94. Harvey. Op cit., p.272.

95. Jameson, Fredric. Cited in: Owens, Craig. The discourse of Others: feminists and postmodernism. In. Foster, Hal (ed.). The anti-aesthetic: essays on postmodern culture. Port Townsend: Bay Press, 1983, p.65.Google Scholar

96. Baudrillard, Jean. Cited in: Rajchman. Op cit., p.113.

97. Baudrillard, 1983. Op cit., p.25.

98. An illustration of something similar can be found in Cotton. Op cit., p.120.

99. Landow. Op cit., p. 128.

100. Ibid., p.42.

101. Borges, Jorge Luis. The library of Babel. In: Labyrinths: selected stories and other writings. Harmondsworth: Penguin, 1970, p.85.Google Scholar

Send article to Kindle

To send this article to your Kindle, first ensure no-reply@cambridge.org is added to your Approved Personal Document E-mail List under your Personal Document Settings on the Manage Your Content and Devices page of your Amazon account. Then enter the ‘name’ part of your Kindle email address below. Find out more about sending to your Kindle.
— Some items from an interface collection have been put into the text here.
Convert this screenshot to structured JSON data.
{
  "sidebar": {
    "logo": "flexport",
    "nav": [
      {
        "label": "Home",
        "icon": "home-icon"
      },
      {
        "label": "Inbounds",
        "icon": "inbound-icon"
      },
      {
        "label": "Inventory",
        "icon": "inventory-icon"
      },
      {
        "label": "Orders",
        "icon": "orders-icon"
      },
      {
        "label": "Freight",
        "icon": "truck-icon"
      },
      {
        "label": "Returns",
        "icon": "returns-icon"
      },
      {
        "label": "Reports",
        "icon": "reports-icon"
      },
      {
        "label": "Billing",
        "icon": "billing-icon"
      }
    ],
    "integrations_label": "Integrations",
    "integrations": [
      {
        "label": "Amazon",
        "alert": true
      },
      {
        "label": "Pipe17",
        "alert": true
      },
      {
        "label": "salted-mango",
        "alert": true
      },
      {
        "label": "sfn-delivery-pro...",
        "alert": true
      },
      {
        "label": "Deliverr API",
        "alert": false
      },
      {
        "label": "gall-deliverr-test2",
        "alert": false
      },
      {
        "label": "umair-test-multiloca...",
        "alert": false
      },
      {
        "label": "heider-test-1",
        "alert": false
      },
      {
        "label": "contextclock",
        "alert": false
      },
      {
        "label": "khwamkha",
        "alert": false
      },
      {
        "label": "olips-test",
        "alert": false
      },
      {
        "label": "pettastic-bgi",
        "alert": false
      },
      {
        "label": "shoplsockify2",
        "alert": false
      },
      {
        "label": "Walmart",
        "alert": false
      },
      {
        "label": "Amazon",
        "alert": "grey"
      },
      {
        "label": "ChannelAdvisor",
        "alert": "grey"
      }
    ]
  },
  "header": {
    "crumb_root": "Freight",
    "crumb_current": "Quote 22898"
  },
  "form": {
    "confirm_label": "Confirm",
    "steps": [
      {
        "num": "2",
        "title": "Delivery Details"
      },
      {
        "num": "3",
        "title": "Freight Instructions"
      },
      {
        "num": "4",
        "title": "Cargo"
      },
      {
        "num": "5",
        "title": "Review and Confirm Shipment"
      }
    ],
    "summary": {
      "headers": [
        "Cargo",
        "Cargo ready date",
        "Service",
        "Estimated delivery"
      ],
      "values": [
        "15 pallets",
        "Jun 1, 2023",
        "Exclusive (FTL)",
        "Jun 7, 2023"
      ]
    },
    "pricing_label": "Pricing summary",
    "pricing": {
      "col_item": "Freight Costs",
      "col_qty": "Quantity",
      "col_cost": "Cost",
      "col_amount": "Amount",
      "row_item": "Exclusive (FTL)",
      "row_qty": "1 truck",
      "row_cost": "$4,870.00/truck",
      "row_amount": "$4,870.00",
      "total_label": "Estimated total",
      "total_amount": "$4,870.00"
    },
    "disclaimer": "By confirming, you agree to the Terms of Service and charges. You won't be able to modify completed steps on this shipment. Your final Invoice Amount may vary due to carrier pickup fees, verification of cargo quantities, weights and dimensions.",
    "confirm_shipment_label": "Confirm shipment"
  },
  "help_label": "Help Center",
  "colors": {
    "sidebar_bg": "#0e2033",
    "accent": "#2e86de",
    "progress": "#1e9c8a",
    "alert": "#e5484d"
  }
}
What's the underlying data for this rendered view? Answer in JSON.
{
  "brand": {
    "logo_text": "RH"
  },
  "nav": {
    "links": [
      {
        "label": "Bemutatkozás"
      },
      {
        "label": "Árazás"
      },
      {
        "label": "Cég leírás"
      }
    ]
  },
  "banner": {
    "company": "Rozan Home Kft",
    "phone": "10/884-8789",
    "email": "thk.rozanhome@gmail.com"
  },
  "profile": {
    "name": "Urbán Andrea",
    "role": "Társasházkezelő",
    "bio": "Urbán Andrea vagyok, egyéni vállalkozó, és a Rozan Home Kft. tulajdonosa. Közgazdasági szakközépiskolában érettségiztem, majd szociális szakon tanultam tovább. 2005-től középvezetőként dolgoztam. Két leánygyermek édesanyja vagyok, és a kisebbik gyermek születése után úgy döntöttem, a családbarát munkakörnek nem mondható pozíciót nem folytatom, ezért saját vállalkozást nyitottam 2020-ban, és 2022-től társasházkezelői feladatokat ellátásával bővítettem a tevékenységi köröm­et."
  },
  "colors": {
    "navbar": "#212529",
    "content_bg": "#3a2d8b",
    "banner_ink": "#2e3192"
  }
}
Find out more about sending to your Kindle.

Note you can select to send to either the @free.kindle.com or @kindle.com variations. ‘@free.kindle.com’ emails are free but can only be sent to your device when it is connected to wi-fi. ‘@kindle.com’ emails can be delivered even when you are not connected to wi-fi, but note that service fees apply.

Find out more about the Kindle Personal Document Service.

The disorder of things: the postmodern art library
Available formats
×

Send article to Dropbox

To send this article to your Dropbox account, please select one or more formats and confirm that you agree to abide by our usage policies. If this is the first time you use this feature, you will be asked to authorise Cambridge Core to connect with your <service> account. Find out more about sending content to Dropbox.

The disorder of things: the postmodern art library
Available formats
×

Send article to Google Drive

To send this article to your Google Drive account, please select one or more formats and confirm that you agree to abide by our usage policies. If this is the first time you use this feature, you will be asked to authorise Cambridge Core to connect with your <service> account. Find out more about sending content to Google Drive.

The disorder of things: the postmodern art library
Available formats
×
×

Reply to: Submit a response


Your details


Conflicting interests

Do you have any conflicting interests? *